I’ve never been able to pinpoint the exact moment that changed me, but what I do know is that my perspective on life would never be the same. Through the experience of being in the home, witnessing the love and care given to the children and the apparent joy and contentment that existed within these little people, who has seemingly lost everything, I learned a very important lesson…

Gratitude.

I spent most of that day with tears running down my face. Not because I was sad, but because I was overwhelmed with gratitude. I was grateful that there were good people in the world who get off their backside and help other people. I was grateful that despite my so-called problems, I could see that I have an incredibly privileged life, surrounded by amazing friends and family. I felt grateful that my new found circumstances afforded me time and space and presented an opportunity to take a different path and give back to the world. So I did.

Over the next months there were ‘a series of very fortunate events’ that ultimately led to me joining the Hands family. That is a whole story on its own, but perhaps one of the best decisions I made during this time was to register for the Ride to Provide in January 2018.

When I committed to the ride, it wasn’t the $10K fundraising that daunted me… I knew I had support around me to help me raise the money and a good fundraising plan in place. What scared me the most was getting on a bike and riding 800km!!

But in January this year I completed my very first 800km Hands ride. I was fortunate to be able to share this experience with my good friend Noy Everson and her 14 year old son Kyan, who through my fundraising and training journey, were inspired to learn about Hands and join the ride as well. For anyone who has contemplated joining us on a ride and there has been something holding you back…. my advice is, register and don’t look back!! You will never regret it, this I promise you.

The experience of riding was like no other. Not only did I complete the entire 800km, what was incredible about this is that the riding itself somehow became secondary to the experience of being surrounded by a group of remarkable people from all different paths in life who had been brought together in support of this amazing cause.

Yes, every day consisted of getting hot and sweaty, dirty and the physical challenge of a full day of cycling… but what I wasn’t prepared for was how enjoyable this would turn out to be! Each morning we would ride out in the cool morning air, the local villagers still asleep, birds chirping as we rolled out along the Mekong River (these beautiful mornings were one of my favourite things on the ride). Our days were spent tackling each leg together. Some short and easy, some long and challenging, but all achievable because of the support and comradery within the group. We rode together from rest stop to rest stop, which meant time for great food, music, chatter and laughter and even the odd deep and meaningful! In the evenings, we shared dinner, reflected on the days achievements and had a beer and a good belly laugh at each others expense : ) By day 7, there was a new feeling of sadness that arrived, as I realised the ride would soon be over….

But as all good things do come to an end, this experience has a beautiful ending.
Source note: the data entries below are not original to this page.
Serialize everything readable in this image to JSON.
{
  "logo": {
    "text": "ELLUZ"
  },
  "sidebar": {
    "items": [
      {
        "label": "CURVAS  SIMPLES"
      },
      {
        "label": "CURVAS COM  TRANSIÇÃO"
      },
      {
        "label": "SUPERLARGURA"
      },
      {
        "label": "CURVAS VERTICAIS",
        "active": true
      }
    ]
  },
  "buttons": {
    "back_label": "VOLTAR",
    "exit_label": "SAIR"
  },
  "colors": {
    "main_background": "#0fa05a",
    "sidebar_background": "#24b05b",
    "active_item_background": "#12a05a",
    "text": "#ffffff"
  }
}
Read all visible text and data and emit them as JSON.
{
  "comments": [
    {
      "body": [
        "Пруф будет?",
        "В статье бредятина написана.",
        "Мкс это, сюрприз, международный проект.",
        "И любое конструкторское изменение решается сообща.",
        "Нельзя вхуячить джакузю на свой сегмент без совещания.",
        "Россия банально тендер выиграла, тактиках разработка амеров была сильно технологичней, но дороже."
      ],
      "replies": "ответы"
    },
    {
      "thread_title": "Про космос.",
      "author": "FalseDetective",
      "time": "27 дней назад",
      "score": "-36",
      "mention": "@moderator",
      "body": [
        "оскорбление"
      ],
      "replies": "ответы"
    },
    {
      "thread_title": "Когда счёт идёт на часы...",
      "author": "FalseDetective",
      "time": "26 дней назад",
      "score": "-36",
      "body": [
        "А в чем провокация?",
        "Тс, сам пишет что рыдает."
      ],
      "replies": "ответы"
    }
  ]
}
On day 8 we rode into Home Hug to be greeted by smiles, music and dancing with the children who we had all ridden 800km to support. One of the most remarkable elements of this experience was witnessing young Tao (a 13 yr old boy with HIV who lives at home hug) ride across the finish line with us after completing the full 800km at our side. His tiny legs and huge smile pedalled every km beside us. Again, for the second time in my journey with Hands I was overcome with this familiar emotion…..

Gratitude.

The thing about a Hands ride is that although you set out to raise money for an amazing cause and give back to the world, what actually occurs in the process is quite remarkable…. through giving back to others, you actually give back more to yourself. Not only was it an incredible way to see Thailand, I was fulfilled by the sense of achievement and the knowledge of the impact I had made on the children lives. But the unexpected gift? I now have many new friends…a new family. A group of amazing people who each left their world behind for for a while to share a challenge, laughter and an a unique experience that will stay with them forever.

In simple terms, it is a life changing experience.